I don’t know if anyone else heard it, but the sound of a pregnant pause was clear. There was definite thinking time as we processed the question: “Why do you want to engage? Why does the insurance industry want engagement?”
This week was the latest industry breakfast in the series, with our partner The Insurance Network.
Our meeting began with a detailed and honest conversation from our chair about his company’s telematics product, and the challenge of engaging with new drivers (those paying for the policy are typically parents).
Talk evolved into the difficulty of engaging millennials, and the perceived (more about that later), importance of digital channel communication. After all, unlike traditional telephone call centres, digital channels are continually evolving and there is no end state.
At which point, someone asked why we wanted to engage in the first place, and the room paused…
Today’s article looks at the importance of engagement during the pre-sales process in the insurance industry. How do we create a positive customer connection when as little as a quarter will get in touch before they buy?
The insurance industry has been historically focused on the transaction, and discussion used to be dominated about internal process improvement. But, with the recent advent of internet-driven big data, all eyes are now on ways to put the customer at the centre, with focus shifting to understanding and creating an emotional connection.
We know that when consumers spend, they’re sure that they get the best value for their money. In insurance, where so much still comes down to price, and where the competition may be £150 less expensive, new or repeat buyers will spend with businesses that they feel good about. They will continue to ignore or even oppose, those that provide them with no value. That’s where engagement, the emotional connection and added value come into play.
Despite digital channel explosion, consumers have become less predictable. The number of ways that they research and engage with our brands has increased. The challenge for insurers is how to understand and manage a quality cross channel experience, when the opportunity to create a relationship can be a split second.
The pre-sales experience is typically coloured by the assumption that insurance is over-priced and dry. During this phase, the sphere of influence has changed. Whereas heavy-hitting influencers used to be CEOs and brands, today’s customers talk to their friends, social media and read reviews before they buy. Typically, these influencers are less partisan that a bought-media advert and brand perception will take a further battering as social media posts concentrate on higher premiums and bad experiences, rather than the added value that their insurers give them.

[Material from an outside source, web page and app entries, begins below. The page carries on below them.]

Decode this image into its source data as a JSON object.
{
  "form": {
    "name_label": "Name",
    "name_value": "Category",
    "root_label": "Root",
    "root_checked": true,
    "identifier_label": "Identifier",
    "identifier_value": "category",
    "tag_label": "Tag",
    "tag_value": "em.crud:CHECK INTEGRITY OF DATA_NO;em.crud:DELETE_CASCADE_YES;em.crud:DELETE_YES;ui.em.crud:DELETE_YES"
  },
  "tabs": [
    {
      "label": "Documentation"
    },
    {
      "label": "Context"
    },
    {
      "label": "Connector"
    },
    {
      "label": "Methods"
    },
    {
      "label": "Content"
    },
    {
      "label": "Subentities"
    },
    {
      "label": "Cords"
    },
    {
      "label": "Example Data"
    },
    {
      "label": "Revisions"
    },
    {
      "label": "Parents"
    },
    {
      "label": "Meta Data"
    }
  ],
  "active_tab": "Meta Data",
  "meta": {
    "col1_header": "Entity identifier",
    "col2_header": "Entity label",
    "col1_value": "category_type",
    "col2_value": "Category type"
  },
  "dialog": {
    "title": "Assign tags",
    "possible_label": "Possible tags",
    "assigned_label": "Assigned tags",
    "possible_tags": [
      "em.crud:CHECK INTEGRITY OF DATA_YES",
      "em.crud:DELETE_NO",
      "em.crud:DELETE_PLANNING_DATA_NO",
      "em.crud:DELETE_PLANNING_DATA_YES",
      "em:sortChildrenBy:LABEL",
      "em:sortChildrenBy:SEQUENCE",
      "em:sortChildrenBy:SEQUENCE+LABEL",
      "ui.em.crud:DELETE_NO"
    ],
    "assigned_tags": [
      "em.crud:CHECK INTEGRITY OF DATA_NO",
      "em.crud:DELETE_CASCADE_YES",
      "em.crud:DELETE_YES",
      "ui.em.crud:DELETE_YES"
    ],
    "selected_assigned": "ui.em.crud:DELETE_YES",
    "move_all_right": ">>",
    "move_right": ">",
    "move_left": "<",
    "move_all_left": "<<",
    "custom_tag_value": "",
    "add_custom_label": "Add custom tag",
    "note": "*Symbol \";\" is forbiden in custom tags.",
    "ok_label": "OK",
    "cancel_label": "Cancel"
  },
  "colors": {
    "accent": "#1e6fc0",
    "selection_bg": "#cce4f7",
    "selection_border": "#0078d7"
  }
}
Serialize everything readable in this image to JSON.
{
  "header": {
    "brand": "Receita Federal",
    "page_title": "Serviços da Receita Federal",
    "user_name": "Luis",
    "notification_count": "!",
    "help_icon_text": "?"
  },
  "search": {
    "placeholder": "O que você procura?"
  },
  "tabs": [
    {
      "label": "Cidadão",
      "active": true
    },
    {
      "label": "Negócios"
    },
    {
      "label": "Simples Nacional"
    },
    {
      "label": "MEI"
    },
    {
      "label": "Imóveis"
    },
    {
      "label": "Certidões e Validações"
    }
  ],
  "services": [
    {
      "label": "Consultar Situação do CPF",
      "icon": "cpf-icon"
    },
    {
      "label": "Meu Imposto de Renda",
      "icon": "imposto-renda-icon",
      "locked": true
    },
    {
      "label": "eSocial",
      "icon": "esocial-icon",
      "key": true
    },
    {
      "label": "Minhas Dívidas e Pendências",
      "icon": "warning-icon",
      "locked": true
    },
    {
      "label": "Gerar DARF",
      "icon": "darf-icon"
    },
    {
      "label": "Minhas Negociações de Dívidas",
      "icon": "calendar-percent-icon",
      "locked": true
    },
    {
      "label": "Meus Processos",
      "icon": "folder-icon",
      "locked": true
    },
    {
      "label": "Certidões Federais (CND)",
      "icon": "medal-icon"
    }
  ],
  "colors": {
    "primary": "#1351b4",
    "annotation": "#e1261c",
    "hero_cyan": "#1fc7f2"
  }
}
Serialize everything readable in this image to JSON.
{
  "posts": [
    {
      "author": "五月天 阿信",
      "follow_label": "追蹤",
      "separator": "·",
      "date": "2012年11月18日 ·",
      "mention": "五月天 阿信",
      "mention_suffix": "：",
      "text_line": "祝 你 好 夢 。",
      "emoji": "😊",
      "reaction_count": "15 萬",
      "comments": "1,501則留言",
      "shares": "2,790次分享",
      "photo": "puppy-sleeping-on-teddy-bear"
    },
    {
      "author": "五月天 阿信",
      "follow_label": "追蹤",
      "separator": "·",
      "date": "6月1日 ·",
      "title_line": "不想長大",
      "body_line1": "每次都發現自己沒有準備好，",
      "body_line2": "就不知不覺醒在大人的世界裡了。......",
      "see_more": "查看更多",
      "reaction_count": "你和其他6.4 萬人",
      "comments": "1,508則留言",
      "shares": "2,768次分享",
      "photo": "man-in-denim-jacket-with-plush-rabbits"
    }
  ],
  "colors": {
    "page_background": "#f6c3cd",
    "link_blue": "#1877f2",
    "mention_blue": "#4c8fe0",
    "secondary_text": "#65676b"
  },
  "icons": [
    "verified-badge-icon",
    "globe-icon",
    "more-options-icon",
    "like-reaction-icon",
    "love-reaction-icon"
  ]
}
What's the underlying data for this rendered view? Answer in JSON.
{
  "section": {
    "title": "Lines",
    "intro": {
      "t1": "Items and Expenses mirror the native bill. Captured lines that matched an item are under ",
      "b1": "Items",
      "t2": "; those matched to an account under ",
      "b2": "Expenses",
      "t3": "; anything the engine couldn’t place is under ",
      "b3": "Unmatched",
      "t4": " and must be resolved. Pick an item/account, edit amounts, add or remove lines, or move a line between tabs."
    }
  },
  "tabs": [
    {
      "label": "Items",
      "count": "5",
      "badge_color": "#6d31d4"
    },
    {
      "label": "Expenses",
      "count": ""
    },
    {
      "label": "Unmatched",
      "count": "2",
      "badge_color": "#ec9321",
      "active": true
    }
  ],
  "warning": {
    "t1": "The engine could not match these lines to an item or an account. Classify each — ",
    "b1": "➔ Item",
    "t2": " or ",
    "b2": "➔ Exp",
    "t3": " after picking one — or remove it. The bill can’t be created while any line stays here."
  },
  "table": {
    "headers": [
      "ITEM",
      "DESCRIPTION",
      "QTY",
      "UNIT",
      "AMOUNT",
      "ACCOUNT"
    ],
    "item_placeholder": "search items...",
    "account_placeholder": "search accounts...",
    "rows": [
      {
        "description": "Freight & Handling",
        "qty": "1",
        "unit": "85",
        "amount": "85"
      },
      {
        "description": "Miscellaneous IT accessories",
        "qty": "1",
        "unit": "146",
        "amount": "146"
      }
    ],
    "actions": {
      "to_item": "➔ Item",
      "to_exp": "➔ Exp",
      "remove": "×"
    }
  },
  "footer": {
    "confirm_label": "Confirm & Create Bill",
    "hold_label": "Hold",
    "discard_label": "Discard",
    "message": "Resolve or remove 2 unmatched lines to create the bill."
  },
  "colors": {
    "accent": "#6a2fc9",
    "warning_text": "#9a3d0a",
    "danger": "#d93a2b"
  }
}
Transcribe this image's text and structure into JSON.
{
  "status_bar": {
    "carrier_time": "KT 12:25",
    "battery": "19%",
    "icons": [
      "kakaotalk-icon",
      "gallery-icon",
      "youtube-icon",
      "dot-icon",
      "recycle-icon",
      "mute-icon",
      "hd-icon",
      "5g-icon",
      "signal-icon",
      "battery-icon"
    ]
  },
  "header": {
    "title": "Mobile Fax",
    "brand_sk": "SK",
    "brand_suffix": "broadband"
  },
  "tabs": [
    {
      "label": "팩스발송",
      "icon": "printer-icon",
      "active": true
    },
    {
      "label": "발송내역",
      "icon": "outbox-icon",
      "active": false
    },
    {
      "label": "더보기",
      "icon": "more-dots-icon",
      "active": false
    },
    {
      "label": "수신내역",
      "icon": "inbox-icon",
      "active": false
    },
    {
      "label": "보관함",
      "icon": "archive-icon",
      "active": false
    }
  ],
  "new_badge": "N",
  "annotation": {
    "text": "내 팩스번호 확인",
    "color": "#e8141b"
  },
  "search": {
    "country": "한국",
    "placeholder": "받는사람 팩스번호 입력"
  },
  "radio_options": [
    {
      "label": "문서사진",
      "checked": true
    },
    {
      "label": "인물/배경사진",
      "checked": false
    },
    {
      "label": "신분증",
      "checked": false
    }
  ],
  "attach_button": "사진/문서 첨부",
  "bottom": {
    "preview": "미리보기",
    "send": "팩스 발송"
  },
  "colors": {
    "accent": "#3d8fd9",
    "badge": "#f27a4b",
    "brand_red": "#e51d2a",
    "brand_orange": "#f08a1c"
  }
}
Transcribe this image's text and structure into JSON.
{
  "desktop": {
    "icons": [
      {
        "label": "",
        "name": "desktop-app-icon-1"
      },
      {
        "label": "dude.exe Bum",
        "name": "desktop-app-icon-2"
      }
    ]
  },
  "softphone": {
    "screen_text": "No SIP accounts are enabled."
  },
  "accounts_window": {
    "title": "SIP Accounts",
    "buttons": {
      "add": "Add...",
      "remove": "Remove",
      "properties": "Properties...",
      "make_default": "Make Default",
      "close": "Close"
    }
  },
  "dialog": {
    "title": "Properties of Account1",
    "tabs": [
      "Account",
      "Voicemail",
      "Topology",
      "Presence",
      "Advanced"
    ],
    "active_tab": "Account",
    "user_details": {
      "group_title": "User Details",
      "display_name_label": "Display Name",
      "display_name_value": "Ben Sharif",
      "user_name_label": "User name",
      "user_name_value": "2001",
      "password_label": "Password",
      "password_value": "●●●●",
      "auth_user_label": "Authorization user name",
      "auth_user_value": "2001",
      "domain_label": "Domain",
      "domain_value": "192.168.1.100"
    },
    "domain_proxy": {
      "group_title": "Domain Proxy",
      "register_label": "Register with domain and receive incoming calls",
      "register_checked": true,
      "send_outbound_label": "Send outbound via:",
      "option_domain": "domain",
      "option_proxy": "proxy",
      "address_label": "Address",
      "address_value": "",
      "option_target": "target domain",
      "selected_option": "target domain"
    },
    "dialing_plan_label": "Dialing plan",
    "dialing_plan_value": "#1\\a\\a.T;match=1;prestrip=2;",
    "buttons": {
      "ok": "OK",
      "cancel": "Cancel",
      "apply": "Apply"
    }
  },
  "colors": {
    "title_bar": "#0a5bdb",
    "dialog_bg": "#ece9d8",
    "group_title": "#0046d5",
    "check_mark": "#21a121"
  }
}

Yet more doors are shut in our faces when we boost our proactivity. When we try to engage by phone we’re often unanswered because of caller screening. When we try email, we’re lost in junk mail, and when we try SMS the younger generation switch to Snapchat and Instagram.
But that doesn’t mean that we can’t understand customer behaviour during this research period, that we can’t find ways to enter these spheres of influence, or that customers are under the radar until the point of purchase. There’s a trend that the more uncomfortable someone is with a topic, the more likely they are going to be to want to hear a friendly voice, and insurance buyers still like to talk. Today, buyers’ research is likely be digital, but their follow up could be a call centre or web-chat.
When we see, or hear negative brand perception, there’s a risk that we could become reactionary, chasing whichever channel causes us the most problems. A better more positive pre-sales approach is to look to understand all customer touch-points, to realise that every journey will be unique, and that best chance of true engagement is to create a seamless experience in any one of these channels.
Today’s great customer service is seen in the shape of Amazon and John Lewis, where online information, contact channels, feedback and response are slick and joined up. There’s a sense that if insurance customers feel important and fulfilled across any channel, they’re more likely to respond positively to our brand, to share information and to renew.
As an insurer, if we know how the customer is feeling, we can add more value, we can design better products and we can reward. Our loss ratios in fact, share a direct relationship with our engagement.
We’ve long passed the stage where we seriously need to ask why engage needs to happen. But there’s still the difficulty of writing a business case to justify hard spend on the ‘customer experience.’ It still sounds such an ephemeral subject.
So many insurers still have a culture of product-led operations and related customer journeys. As one attendee joked this week: “We should organise ourselves across customer groups rather than product lines. Wouldn’t that be radical?!”
Approach this omni-channel approach as you would any innovation. Be clear about the improvements you’ll be able to measure, and use the customer insight that you already have to justify a different approach and to attract business sponsorship from the beginning.
Insanity is doing the same thing over and over, and expecting different results, said Einstein. It’s time for a change in our customer approach.
A Microsoft Partner, Hitachi Solutions are experienced in implementing the user-friendly, intuitive, and easy-to-integrate Microsoft Dynamics 365 to enable a flexible and consistent approach to customer engagement. With customer insurance histories stored in one place and insight into all past customer interactions, insurance businesses can strengthen their agent engagement and marketing outreach. Read our Indiana Farm case study.
Read more about customer centricity in the insurance market from Hitachi Solutions or Contact Daryl Henwood: email@example.com